Still, Rigby and the ageless Mr. Pan do have several things in common. Both became famous for flying through the air, and both favor leotards as streetwear and big, shiny bangs. But the duo's most striking similarity is that they each managed to remain boys for an unnaturally long time.
"As a gymnast, you're taught that it's best to always be young and flat-chested and little, like a boy," Rigby explains from a hotel room between stops on the Peter Pan tour. "Of course, that isn't good, because a young girl's body wants to do something else."
That desire to do other than what was expected of her led Rigby to a 12-year battle with eating disorders and a lot of resentment about having to act like a grown-up and look like a kid. She went from prepubescence to adulthood overnight when, as a youngster, she began to train for the Olympics eight hours a day.
"There was little time for fun and games," recalls the 45-year-old ex-Olympian. "As the perfect little gymnast, I was expected to be stoic and not to have any feelings. I was expected to show up and work and be this perfect, grown-up little robot. I never had spontaneity or mischief. That's why I never get tired of playing Peter--because it allows me to indulge all the emotions I wasn't allowed as a child."
Rigby has otherwise grown up, regained her health, and gotten on with her life. She turned her World Gymnastics gold-medal win into a successful television and stage career, touring in big-money revivals like The Wizard of Oz and Annie Get Your Gun. Her 1991 Broadway turn in Peter Pan bagged her a Tony nomination, a near miss that netted her something more important than another hunk of gold to hang on the wall.

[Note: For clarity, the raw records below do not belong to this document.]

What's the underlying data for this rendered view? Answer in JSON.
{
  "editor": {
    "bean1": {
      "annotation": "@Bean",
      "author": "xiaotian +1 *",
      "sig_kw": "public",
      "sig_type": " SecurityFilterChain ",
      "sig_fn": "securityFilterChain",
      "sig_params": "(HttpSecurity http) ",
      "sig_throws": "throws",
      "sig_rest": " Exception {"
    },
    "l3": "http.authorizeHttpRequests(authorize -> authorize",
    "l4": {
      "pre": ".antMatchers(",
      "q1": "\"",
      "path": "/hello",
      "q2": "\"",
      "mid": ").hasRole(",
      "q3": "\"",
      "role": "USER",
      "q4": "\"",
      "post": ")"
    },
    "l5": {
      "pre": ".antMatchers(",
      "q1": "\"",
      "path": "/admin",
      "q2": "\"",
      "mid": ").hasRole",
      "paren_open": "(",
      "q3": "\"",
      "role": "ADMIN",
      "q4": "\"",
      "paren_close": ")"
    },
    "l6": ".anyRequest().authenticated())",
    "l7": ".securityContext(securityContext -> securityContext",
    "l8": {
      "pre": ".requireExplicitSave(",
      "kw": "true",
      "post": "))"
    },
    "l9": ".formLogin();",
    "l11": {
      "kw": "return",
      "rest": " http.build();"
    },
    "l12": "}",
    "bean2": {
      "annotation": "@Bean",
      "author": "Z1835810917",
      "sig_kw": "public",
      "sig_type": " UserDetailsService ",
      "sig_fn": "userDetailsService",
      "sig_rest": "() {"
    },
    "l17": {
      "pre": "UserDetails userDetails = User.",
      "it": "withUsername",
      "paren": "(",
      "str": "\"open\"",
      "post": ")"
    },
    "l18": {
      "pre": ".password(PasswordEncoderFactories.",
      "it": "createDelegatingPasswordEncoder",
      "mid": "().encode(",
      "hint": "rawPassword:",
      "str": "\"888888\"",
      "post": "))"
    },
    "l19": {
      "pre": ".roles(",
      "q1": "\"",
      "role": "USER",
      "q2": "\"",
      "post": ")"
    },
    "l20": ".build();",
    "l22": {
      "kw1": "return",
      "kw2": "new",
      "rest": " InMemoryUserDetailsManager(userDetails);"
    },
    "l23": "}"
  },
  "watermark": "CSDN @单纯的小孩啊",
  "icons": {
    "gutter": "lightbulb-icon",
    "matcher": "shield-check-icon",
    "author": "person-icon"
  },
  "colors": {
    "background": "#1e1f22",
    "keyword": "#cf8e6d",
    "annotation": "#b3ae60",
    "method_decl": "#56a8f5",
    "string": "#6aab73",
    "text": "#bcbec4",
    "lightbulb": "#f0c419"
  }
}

"After the Tony nomination, people finally stopped saying things like, 'Hey, she sings pretty well for a gymnast.' I had been studying voice and acting for years, but everyone thought of me on a balance beam. I finally became one of the gang after our show was nominated for some Tonys." This time out, Rigby and company have tinkered with Peter's libretto, making it darker and more PC. "This is most kids' introduction to Native Americans," Rigby says, "so we cut out most of the lyrics in the 'Ugg-a-Wugg' song that refer to them as savages or Redskins. In the new version, the reason they're after the Lost Boys is because they took something from the Indians."
Director Glenn Casale has also fiddled with Sir James Barrie's original story, making the usually foppish Hook into a genuine menace and punching up the musical's mommy obsession: There's Peter's bitterness over being abandoned as a child, and the little boys' desire to be mothered by waifish Wendy. New choreography (the Stomplike "Ugg-a-Wugg" is a showstopper) and a fledgling flying crew (ZFX Inc. replaces the famous Flying by Foy team) help keep the show's star up in the air.
Rigby is enjoying Peter Pan's return flight, and is looking forward to the show's Broadway homecoming at the end of the year. Meantime, she's glad to be playing to theater critics rather than gymnastics judges. "In gymnastics, every move you make is judged, and if you're not perfect, you fail. In theater, you work with a team and you're judged in a more overall way. Plus, when you're attached to strings, you can stay up in the air longer."
--Robrt L. Pela
Peter Pan is performed at 7:30 p.m. Tuesday, July 28; and the same time Wednesday, July 29; and Thursday, July 30; at 8 p.m. Friday, July 31; 2 and 8 p.m. Saturday, August 1; and 2 and 7:30 p.m. Sunday, August 2, at Symphony Hall, 225 East Adams. Tickets range from $15 to $45. 262-7272 (Phoenix Civic Plaza), 503-5555 (Dillard's).